A Compassionate Revolution
A revolution is aÂ re-evolution, where we take a higher step in the evolution of consciousness; it is also aÂ revolving, a turning around of ourselves in response to an inner calling. To be the change and make a real difference in the world means we need a revolution — a compassionate revolution. This is the turning of our energy from being focused on self-centeredness, self-survival, and closed-heartedness to concern for others, generosity, and open-heartedness. If we genuinely want to end war, inequality, and abuse, then we have to practiceÂ ahimsa and kindness toward all equally, for there will never be peace in the world if we are not at peace within ourselves.

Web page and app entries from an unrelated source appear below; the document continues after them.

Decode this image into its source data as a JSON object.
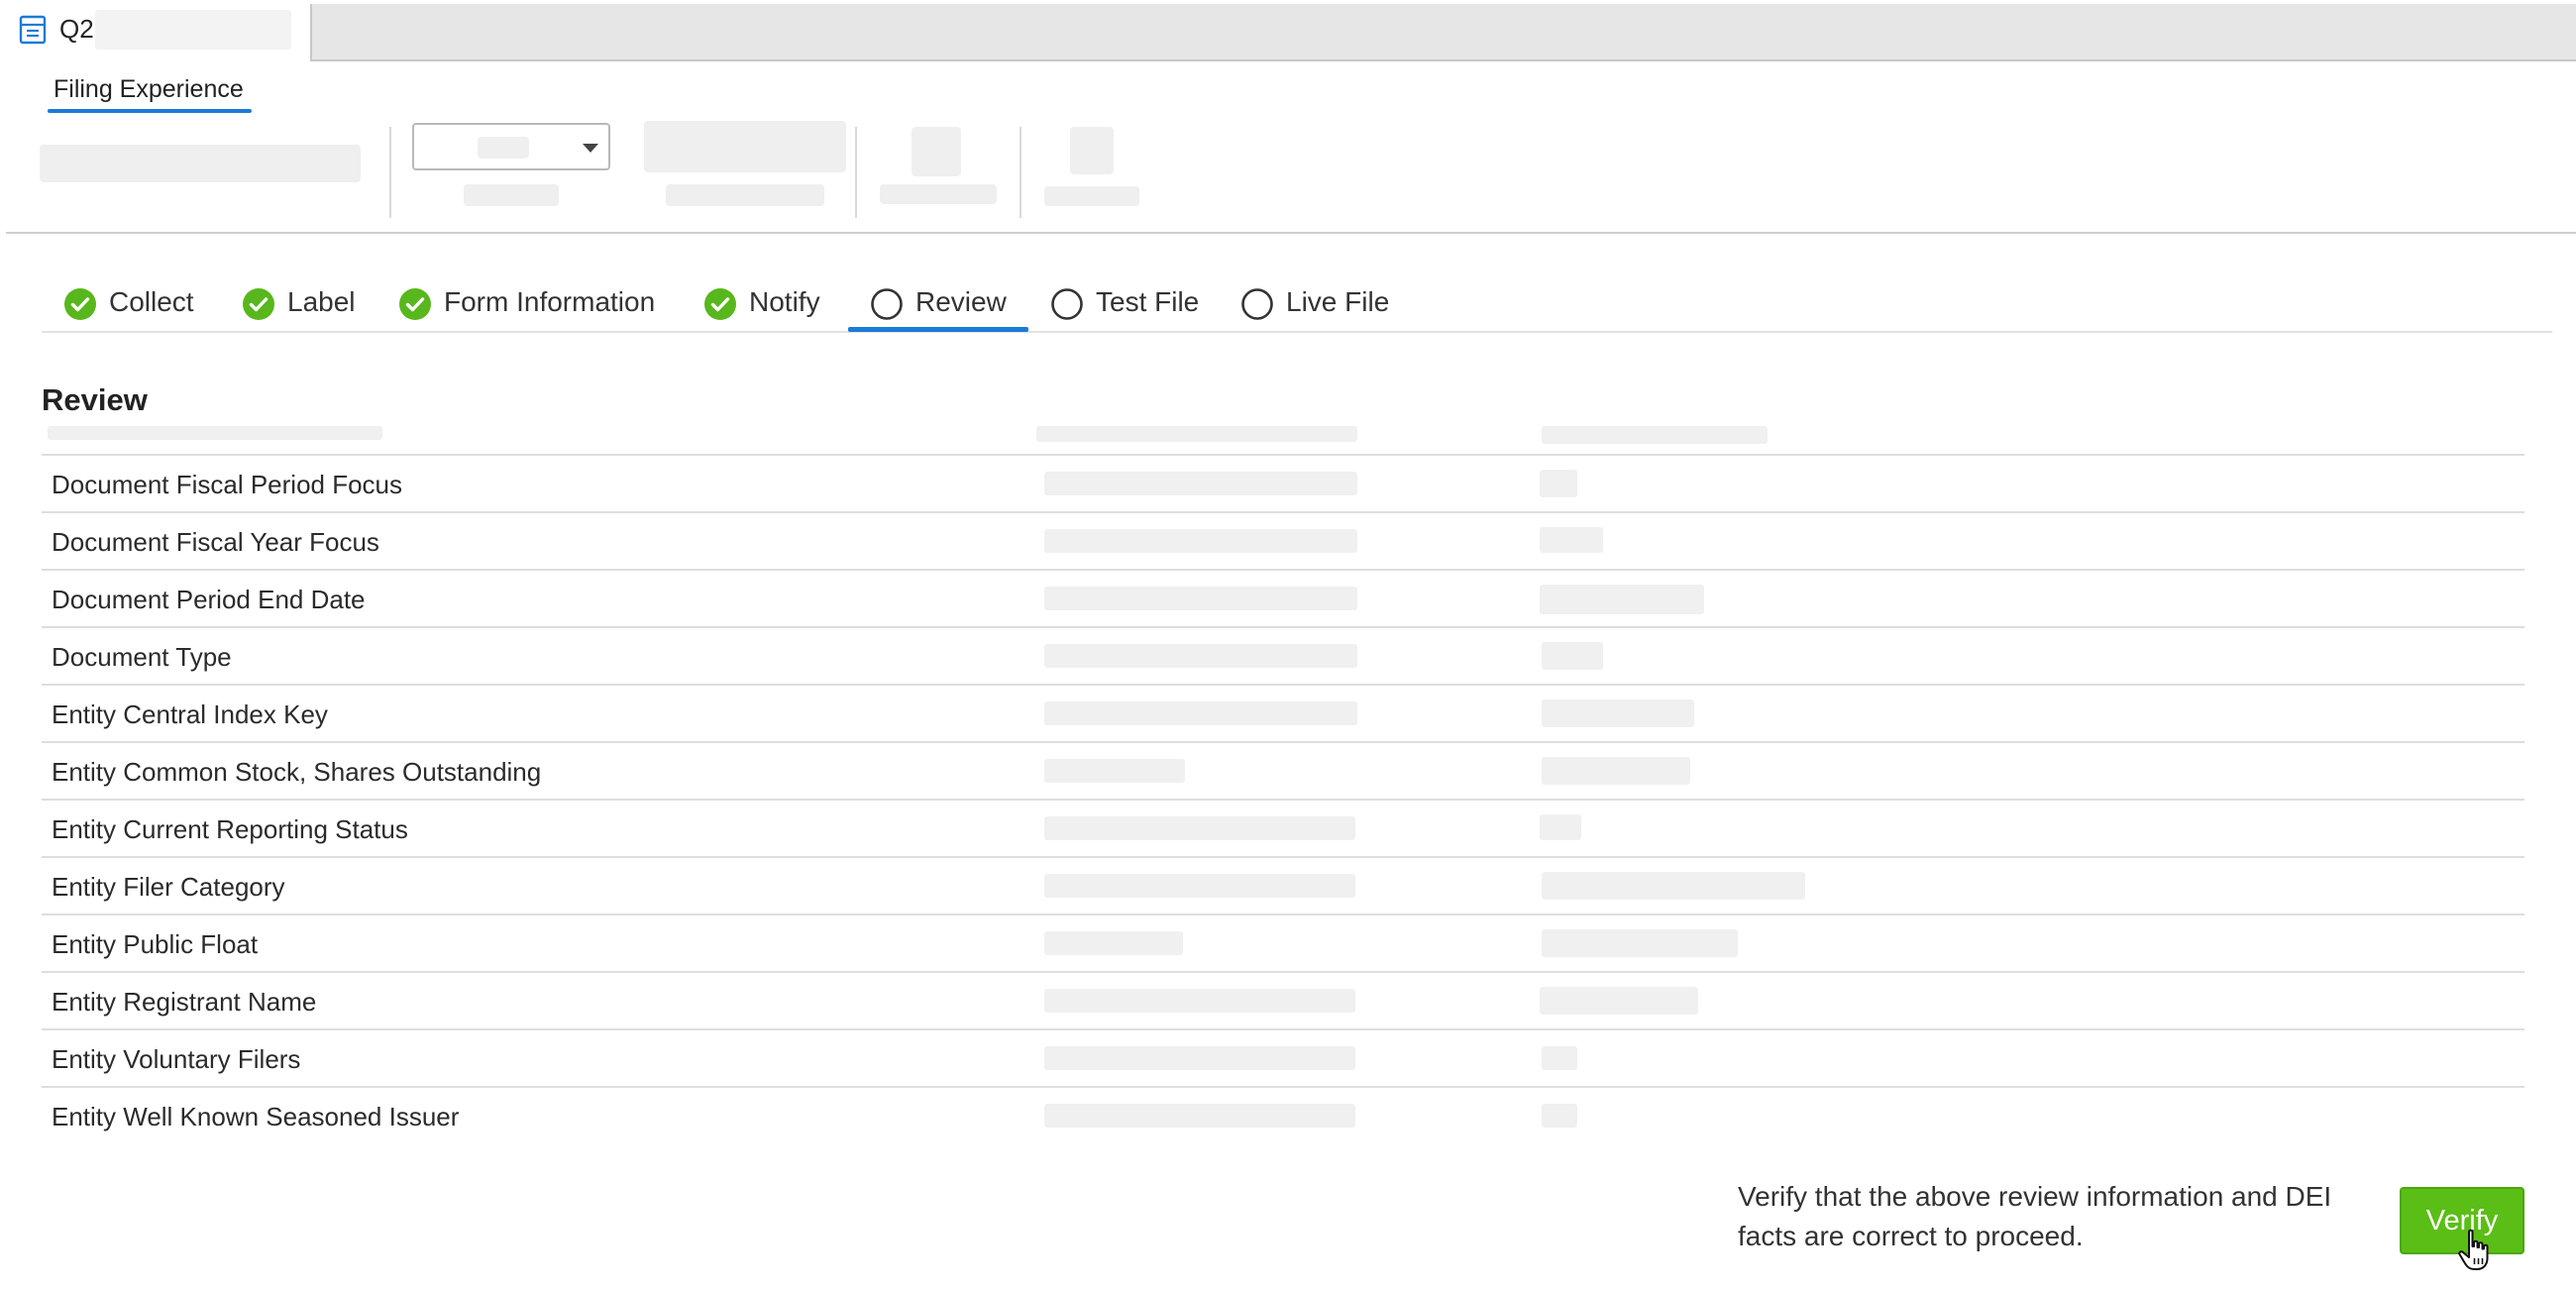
{
  "window": {
    "doc_title": "Q2",
    "icon": "document-icon"
  },
  "sub_tab": {
    "label": "Filing Experience"
  },
  "steps": [
    {
      "label": "Collect",
      "status": "complete"
    },
    {
      "label": "Label",
      "status": "complete"
    },
    {
      "label": "Form Information",
      "status": "complete"
    },
    {
      "label": "Notify",
      "status": "complete"
    },
    {
      "label": "Review",
      "status": "current"
    },
    {
      "label": "Test File",
      "status": "pending"
    },
    {
      "label": "Live File",
      "status": "pending"
    }
  ],
  "review": {
    "title": "Review",
    "rows": [
      "Document Fiscal Period Focus",
      "Document Fiscal Year Focus",
      "Document Period End Date",
      "Document Type",
      "Entity Central Index Key",
      "Entity Common Stock, Shares Outstanding",
      "Entity Current Reporting Status",
      "Entity Filer Category",
      "Entity Public Float",
      "Entity Registrant Name",
      "Entity Voluntary Filers",
      "Entity Well Known Seasoned Issuer"
    ]
  },
  "footer": {
    "message": "Verify that the above review information and DEI facts are correct to proceed.",
    "verify_label": "Verify"
  },
  "colors": {
    "accent_blue": "#1b7bd8",
    "complete_green": "#58b71c",
    "verify_green": "#5bbe16"
  }
}
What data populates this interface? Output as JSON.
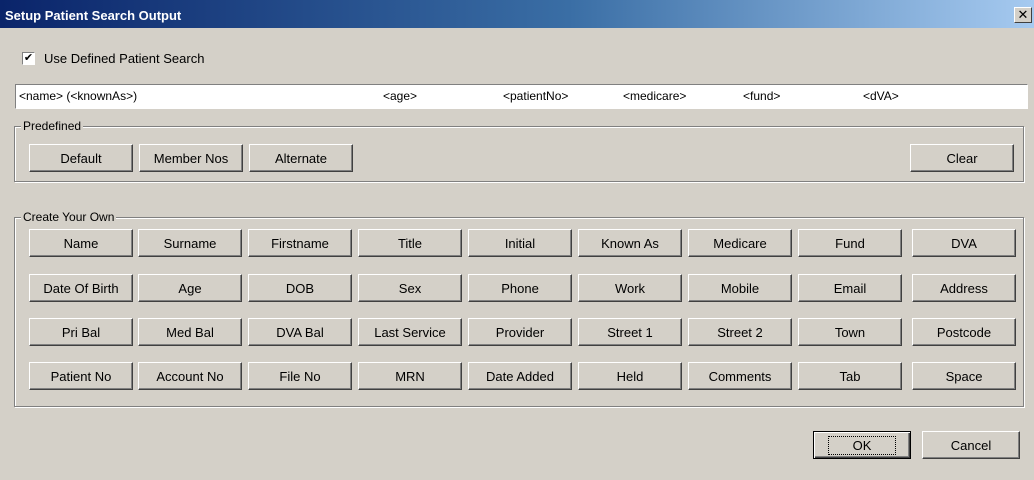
{
  "window": {
    "title": "Setup Patient Search Output",
    "close_glyph": "✕"
  },
  "use_defined": {
    "label": "Use Defined Patient Search",
    "checked": true,
    "check_glyph": "✔"
  },
  "pattern": {
    "tokens": [
      "<name> (<knownAs>)",
      "<age>",
      "<patientNo>",
      "<medicare>",
      "<fund>",
      "<dVA>"
    ]
  },
  "predefined": {
    "label": "Predefined",
    "buttons": [
      "Default",
      "Member Nos",
      "Alternate"
    ],
    "clear": "Clear"
  },
  "create_own": {
    "label": "Create Your Own",
    "rows": [
      [
        "Name",
        "Surname",
        "Firstname",
        "Title",
        "Initial",
        "Known As",
        "Medicare",
        "Fund",
        "DVA"
      ],
      [
        "Date Of Birth",
        "Age",
        "DOB",
        "Sex",
        "Phone",
        "Work",
        "Mobile",
        "Email",
        "Address"
      ],
      [
        "Pri Bal",
        "Med Bal",
        "DVA Bal",
        "Last Service",
        "Provider",
        "Street 1",
        "Street 2",
        "Town",
        "Postcode"
      ],
      [
        "Patient No",
        "Account No",
        "File No",
        "MRN",
        "Date Added",
        "Held",
        "Comments",
        "Tab",
        "Space"
      ]
    ]
  },
  "footer": {
    "ok": "OK",
    "cancel": "Cancel"
  }
}
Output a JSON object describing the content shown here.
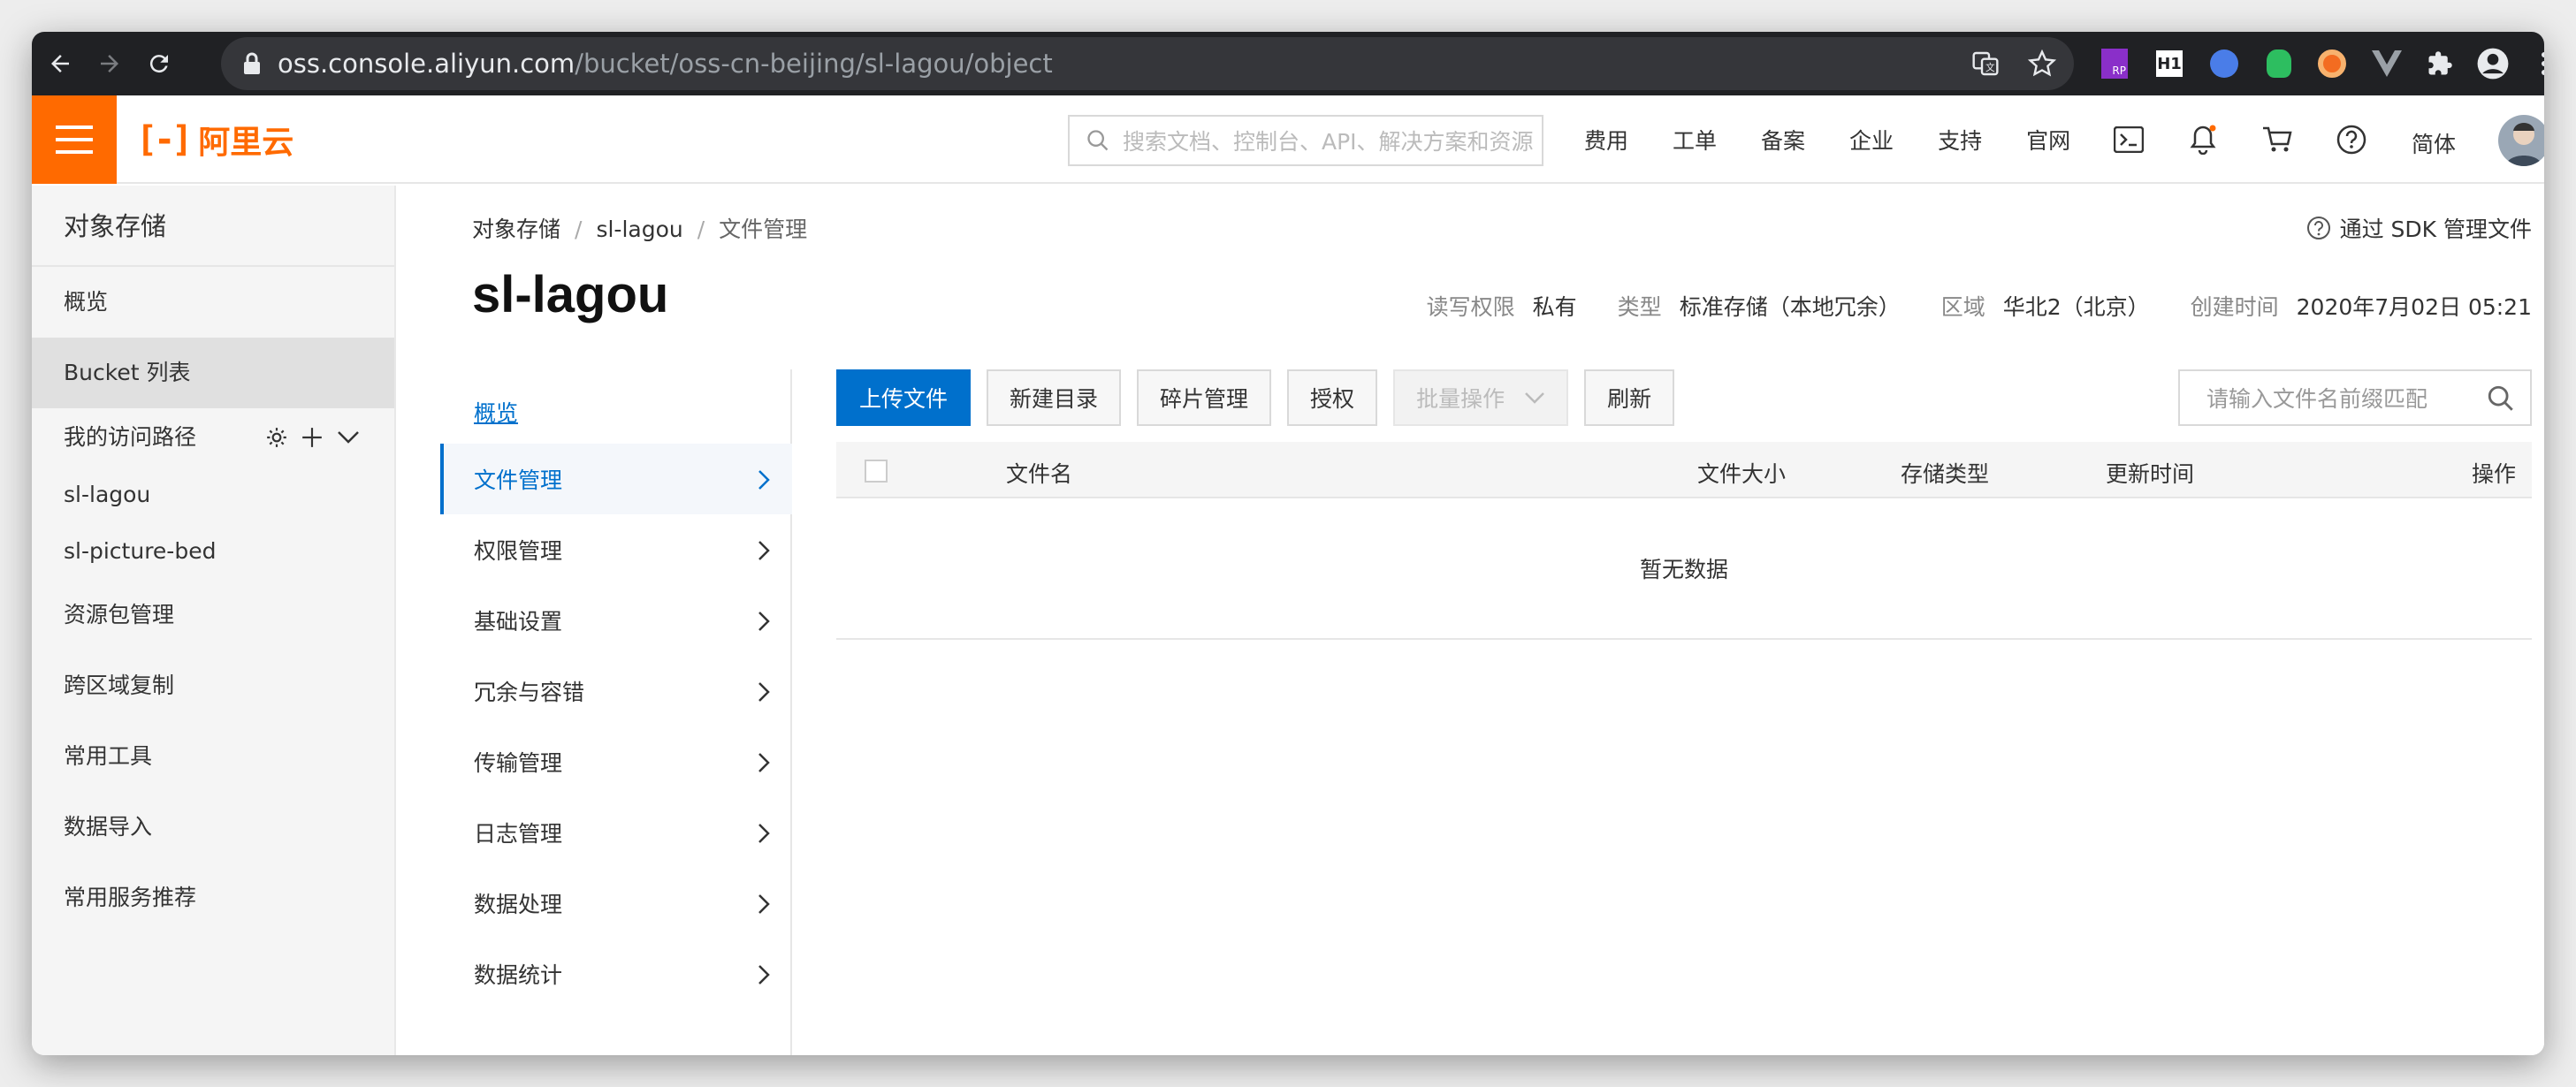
{
  "browser": {
    "url_host": "oss.console.aliyun.com",
    "url_path": "/bucket/oss-cn-beijing/sl-lagou/object",
    "extensions": [
      "rp-icon",
      "h1-icon",
      "check-icon",
      "evernote-icon",
      "target-icon",
      "vue-icon",
      "puzzle-icon",
      "profile-icon",
      "menu-dots-icon"
    ]
  },
  "header": {
    "logo_mark": "[-]",
    "logo_text": "阿里云",
    "search_placeholder": "搜索文档、控制台、API、解决方案和资源",
    "nav": [
      "费用",
      "工单",
      "备案",
      "企业",
      "支持",
      "官网"
    ],
    "lang": "简体",
    "brand_color": "#ff6a00"
  },
  "sidebar": {
    "title": "对象存储",
    "overview": "概览",
    "bucket_list": "Bucket 列表",
    "paths_header": "我的访问路径",
    "paths": [
      "sl-lagou",
      "sl-picture-bed"
    ],
    "items": [
      "资源包管理",
      "跨区域复制",
      "常用工具",
      "数据导入",
      "常用服务推荐"
    ]
  },
  "main": {
    "breadcrumb": [
      "对象存储",
      "sl-lagou",
      "文件管理"
    ],
    "sdk_link": "通过 SDK 管理文件",
    "bucket_name": "sl-lagou",
    "meta": {
      "acl_label": "读写权限",
      "acl_value": "私有",
      "type_label": "类型",
      "type_value": "标准存储（本地冗余）",
      "region_label": "区域",
      "region_value": "华北2（北京）",
      "created_label": "创建时间",
      "created_value": "2020年7月02日 05:21"
    },
    "subnav": {
      "overview": "概览",
      "items": [
        "文件管理",
        "权限管理",
        "基础设置",
        "冗余与容错",
        "传输管理",
        "日志管理",
        "数据处理",
        "数据统计"
      ]
    },
    "toolbar": {
      "upload": "上传文件",
      "new_dir": "新建目录",
      "fragments": "碎片管理",
      "authorize": "授权",
      "batch": "批量操作",
      "refresh": "刷新",
      "search_placeholder": "请输入文件名前缀匹配"
    },
    "table": {
      "columns": [
        "文件名",
        "文件大小",
        "存储类型",
        "更新时间",
        "操作"
      ],
      "empty_text": "暂无数据"
    },
    "accent_color": "#0070cc"
  }
}
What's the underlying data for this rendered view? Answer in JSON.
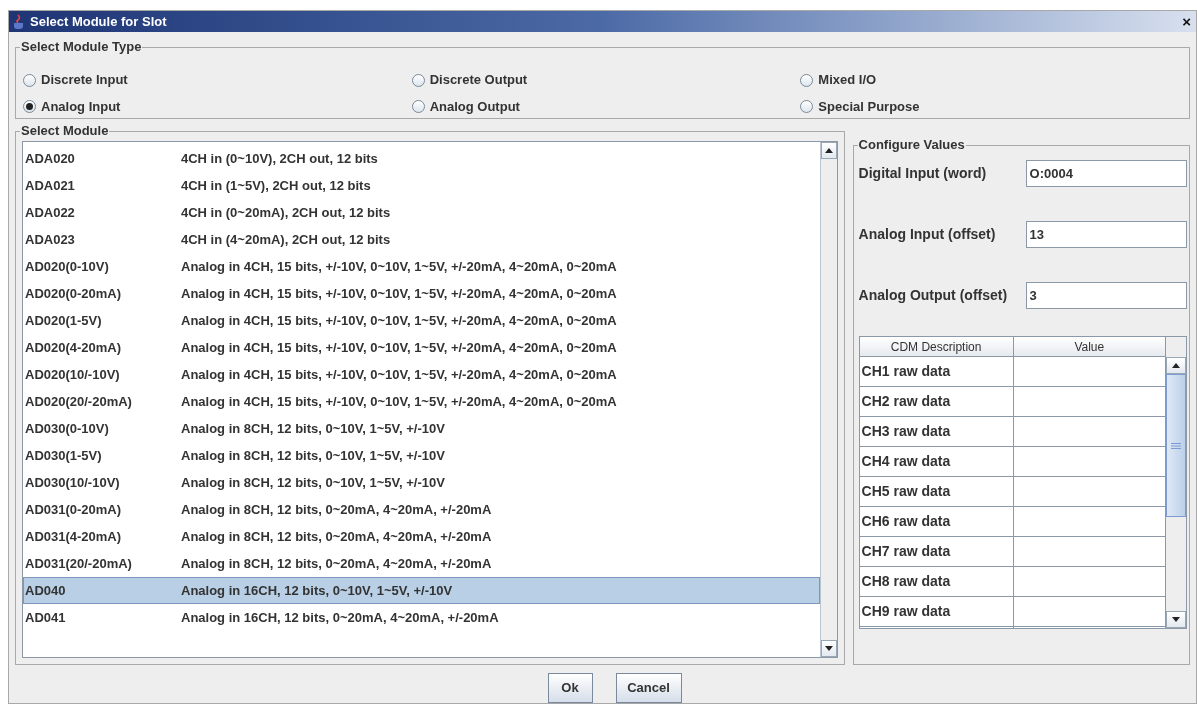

To activate a compassionate revolution is to enter into an exploration of all aspects of our humanness so that we can live sanely in a world that often looks insane, riddled with affliction and conflict. So much hurt and denial, abuse and disrespect, so many atrocities have taken place in the name of religion and politics, or through greed and selfishness, so many misunderstandings between families, races, and countries.
As the Tibetan teacher Mingyur Rinpoche says, “Who makes problems? We humans. And who is the controller of the human? The mind. And how to control the human mind? Through meditation. If you can control the pilot, then the pilot can control the plane.”
Meditation can do this because it brings us to a place of clear and caring responsiveness. It is that rare activity that can ease suffering while also giving us the awareness and spiritual intelligence to move beyond the self-centeredness and self-destruction that cause suffering. It removes the obstacles in our mind that prevent us from seeing things as they really are, freeing us to become kinder and more compassionate. In other words, it awakens our full human potential. And, as we are transformed, so the world will also transform.
Â©2009 Ed and Deb Shapiro, authors ofÂ Be the Change: How Meditation Can Transform You and the World
Ed and Deb Shapiro, authors ofÂ Be the Change: How Meditation Can Transform You and the World, are the award-winning authors of fifteen books on meditation, personal development, and social action. They are featured bloggers for the HuffingtonPost.com and for Care2.com, teach meditation workshops worldwide, work as corporate coaches and consultants, and are the creators and writers of the daily Chill Our inspirational text messages on Sprint cell phones. The Shapiros’ books includeÂ Your Body Speaks Your Mind, winner of the 2007 Visionary Book Award;Voices From the Heart with contributors such as President Gorbachev, His Holiness the Dalai Lama, and Bishop Tutu; andÂ Meditation: The Four-Step Course to Calmness and Clarity. Ed, from New York, trained in India with Paramahamsa Satyananda, with Sri Swami Satchidananda, and with ChÃ¶gyam Trungpa Rinpoche. Deb, from London, trained with Tai Situ Rinpoche. The Shapiros have taught meditation and personal development for more than twenty-five years. They currently reside in Boulder, Colorado.
For more information please visitÂ www.EdandDebShapiro.com.